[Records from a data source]
----

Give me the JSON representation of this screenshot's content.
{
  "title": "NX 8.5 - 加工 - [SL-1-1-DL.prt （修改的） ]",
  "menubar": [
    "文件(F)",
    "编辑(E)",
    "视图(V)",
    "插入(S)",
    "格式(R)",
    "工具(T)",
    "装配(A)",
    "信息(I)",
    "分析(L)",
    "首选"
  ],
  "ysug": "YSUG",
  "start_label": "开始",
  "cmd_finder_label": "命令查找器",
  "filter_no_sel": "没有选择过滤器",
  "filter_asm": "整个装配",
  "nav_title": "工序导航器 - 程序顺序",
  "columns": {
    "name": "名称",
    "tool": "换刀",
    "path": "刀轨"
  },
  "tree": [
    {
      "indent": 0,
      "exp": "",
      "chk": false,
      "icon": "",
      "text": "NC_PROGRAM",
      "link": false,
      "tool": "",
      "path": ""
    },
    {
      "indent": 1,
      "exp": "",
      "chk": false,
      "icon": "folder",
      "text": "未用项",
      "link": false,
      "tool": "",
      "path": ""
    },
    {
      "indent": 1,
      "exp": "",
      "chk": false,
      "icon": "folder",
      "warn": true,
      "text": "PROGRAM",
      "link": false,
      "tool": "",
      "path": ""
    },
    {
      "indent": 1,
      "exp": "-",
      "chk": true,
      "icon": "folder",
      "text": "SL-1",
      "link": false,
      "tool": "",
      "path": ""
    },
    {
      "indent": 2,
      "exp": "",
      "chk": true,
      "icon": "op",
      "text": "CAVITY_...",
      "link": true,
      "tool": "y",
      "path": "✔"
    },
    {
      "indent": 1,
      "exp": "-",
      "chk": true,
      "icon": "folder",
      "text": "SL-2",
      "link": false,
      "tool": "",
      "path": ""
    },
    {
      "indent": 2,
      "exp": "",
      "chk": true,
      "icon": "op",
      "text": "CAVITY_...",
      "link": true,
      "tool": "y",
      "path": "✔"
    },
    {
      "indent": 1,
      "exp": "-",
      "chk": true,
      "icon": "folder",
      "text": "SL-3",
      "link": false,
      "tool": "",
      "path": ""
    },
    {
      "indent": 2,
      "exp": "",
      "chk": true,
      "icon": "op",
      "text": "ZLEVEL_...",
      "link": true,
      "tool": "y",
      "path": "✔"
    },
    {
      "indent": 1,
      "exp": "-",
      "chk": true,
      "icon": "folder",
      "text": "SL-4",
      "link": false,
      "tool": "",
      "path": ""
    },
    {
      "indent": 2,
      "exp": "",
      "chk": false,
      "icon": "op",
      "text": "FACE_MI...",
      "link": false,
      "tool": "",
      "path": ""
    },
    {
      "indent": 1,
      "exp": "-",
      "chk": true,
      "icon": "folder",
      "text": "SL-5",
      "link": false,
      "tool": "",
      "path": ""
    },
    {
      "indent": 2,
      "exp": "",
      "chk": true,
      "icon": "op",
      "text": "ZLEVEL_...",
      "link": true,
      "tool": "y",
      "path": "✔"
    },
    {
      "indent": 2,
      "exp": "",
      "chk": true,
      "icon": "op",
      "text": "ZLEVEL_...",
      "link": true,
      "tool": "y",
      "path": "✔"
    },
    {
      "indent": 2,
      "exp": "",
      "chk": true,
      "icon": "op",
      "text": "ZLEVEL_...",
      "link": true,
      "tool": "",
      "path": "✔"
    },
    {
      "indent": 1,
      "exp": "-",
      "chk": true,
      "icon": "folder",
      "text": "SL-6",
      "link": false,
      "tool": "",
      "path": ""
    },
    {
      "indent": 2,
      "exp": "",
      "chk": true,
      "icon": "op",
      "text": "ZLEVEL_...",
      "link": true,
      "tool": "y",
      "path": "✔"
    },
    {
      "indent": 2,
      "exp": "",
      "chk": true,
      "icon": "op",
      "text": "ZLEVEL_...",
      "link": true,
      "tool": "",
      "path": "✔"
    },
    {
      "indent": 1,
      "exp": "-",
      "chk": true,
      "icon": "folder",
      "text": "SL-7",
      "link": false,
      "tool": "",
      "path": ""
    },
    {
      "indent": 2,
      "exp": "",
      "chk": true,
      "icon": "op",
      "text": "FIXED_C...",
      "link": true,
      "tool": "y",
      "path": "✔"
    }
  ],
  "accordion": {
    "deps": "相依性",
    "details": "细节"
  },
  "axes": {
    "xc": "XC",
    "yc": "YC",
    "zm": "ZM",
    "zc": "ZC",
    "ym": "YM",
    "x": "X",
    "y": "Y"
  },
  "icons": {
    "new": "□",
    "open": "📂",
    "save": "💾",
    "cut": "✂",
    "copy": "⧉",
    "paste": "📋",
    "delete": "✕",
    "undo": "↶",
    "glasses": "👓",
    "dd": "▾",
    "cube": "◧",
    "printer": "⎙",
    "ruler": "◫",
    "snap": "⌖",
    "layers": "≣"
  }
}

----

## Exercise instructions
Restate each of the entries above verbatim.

## Your response
Give me the JSON representation of this screenshot's content.
{
  "title": "NX 8.5 - 加工 - [SL-1-1-DL.prt （修改的） ]",
  "menubar": [
    "文件(F)",
    "编辑(E)",
    "视图(V)",
    "插入(S)",
    "格式(R)",
    "工具(T)",
    "装配(A)",
    "信息(I)",
    "分析(L)",
    "首选"
  ],
  "ysug": "YSUG",
  "start_label": "开始",
  "cmd_finder_label": "命令查找器",
  "filter_no_sel": "没有选择过滤器",
  "filter_asm": "整个装配",
  "nav_title": "工序导航器 - 程序顺序",
  "columns": {
    "name": "名称",
    "tool": "换刀",
    "path": "刀轨"
  },
  "tree": [
    {
      "indent": 0,
      "exp": "",
      "chk": false,
      "icon": "",
      "text": "NC_PROGRAM",
      "link": false,
      "tool": "",
      "path": ""
    },
    {
      "indent": 1,
      "exp": "",
      "chk": false,
      "icon": "folder",
      "text": "未用项",
      "link": false,
      "tool": "",
      "path": ""
    },
    {
      "indent": 1,
      "exp": "",
      "chk": false,
      "icon": "folder",
      "warn": true,
      "text": "PROGRAM",
      "link": false,
      "tool": "",
      "path": ""
    },
    {
      "indent": 1,
      "exp": "-",
      "chk": true,
      "icon": "folder",
      "text": "SL-1",
      "link": false,
      "tool": "",
      "path": ""
    },
    {
      "indent": 2,
      "exp": "",
      "chk": true,
      "icon": "op",
      "text": "CAVITY_...",
      "link": true,
      "tool": "y",
      "path": "✔"
    },
    {
      "indent": 1,
      "exp": "-",
      "chk": true,
      "icon": "folder",
      "text": "SL-2",
      "link": false,
      "tool": "",
      "path": ""
    },
    {
      "indent": 2,
      "exp": "",
      "chk": true,
      "icon": "op",
      "text": "CAVITY_...",
      "link": true,
      "tool": "y",
      "path": "✔"
    },
    {
      "indent": 1,
      "exp": "-",
      "chk": true,
      "icon": "folder",
      "text": "SL-3",
      "link": false,
      "tool": "",
      "path": ""
    },
    {
      "indent": 2,
      "exp": "",
      "chk": true,
      "icon": "op",
      "text": "ZLEVEL_...",
      "link": true,
      "tool": "y",
      "path": "✔"
    },
    {
      "indent": 1,
      "exp": "-",
      "chk": true,
      "icon": "folder",
      "text": "SL-4",
      "link": false,
      "tool": "",
      "path": ""
    },
    {
      "indent": 2,
      "exp": "",
      "chk": false,
      "icon": "op",
      "text": "FACE_MI...",
      "link": false,
      "tool": "",
      "path": ""
    },
    {
      "indent": 1,
      "exp": "-",
      "chk": true,
      "icon": "folder",
      "text": "SL-5",
      "link": false,
      "tool": "",
      "path": ""
    },
    {
      "indent": 2,
      "exp": "",
      "chk": true,
      "icon": "op",
      "text": "ZLEVEL_...",
      "link": true,
      "tool": "y",
      "path": "✔"
    },
    {
      "indent": 2,
      "exp": "",
      "chk": true,
      "icon": "op",
      "text": "ZLEVEL_...",
      "link": true,
      "tool": "y",
      "path": "✔"
    },
    {
      "indent": 2,
      "exp": "",
      "chk": true,
      "icon": "op",
      "text": "ZLEVEL_...",
      "link": true,
      "tool": "",
      "path": "✔"
    },
    {
      "indent": 1,
      "exp": "-",
      "chk": true,
      "icon": "folder",
      "text": "SL-6",
      "link": false,
      "tool": "",
      "path": ""
    },
    {
      "indent": 2,
      "exp": "",
      "chk": true,
      "icon": "op",
      "text": "ZLEVEL_...",
      "link": true,
      "tool": "y",
      "path": "✔"
    },
    {
      "indent": 2,
      "exp": "",
      "chk": true,
      "icon": "op",
      "text": "ZLEVEL_...",
      "link": true,
      "tool": "",
      "path": "✔"
    },
    {
      "indent": 1,
      "exp": "-",
      "chk": true,
      "icon": "folder",
      "text": "SL-7",
      "link": false,
      "tool": "",
      "path": ""
    },
    {
      "indent": 2,
      "exp": "",
      "chk": true,
      "icon": "op",
      "text": "FIXED_C...",
      "link": true,
      "tool": "y",
      "path": "✔"
    }
  ],
  "accordion": {
    "deps": "相依性",
    "details": "细节"
  },
  "axes": {
    "xc": "XC",
    "yc": "YC",
    "zm": "ZM",
    "zc": "ZC",
    "ym": "YM",
    "x": "X",
    "y": "Y"
  },
  "icons": {
    "new": "□",
    "open": "📂",
    "save": "💾",
    "cut": "✂",
    "copy": "⧉",
    "paste": "📋",
    "delete": "✕",
    "undo": "↶",
    "glasses": "👓",
    "dd": "▾",
    "cube": "◧",
    "printer": "⎙",
    "ruler": "◫",
    "snap": "⌖",
    "layers": "≣"
  }
}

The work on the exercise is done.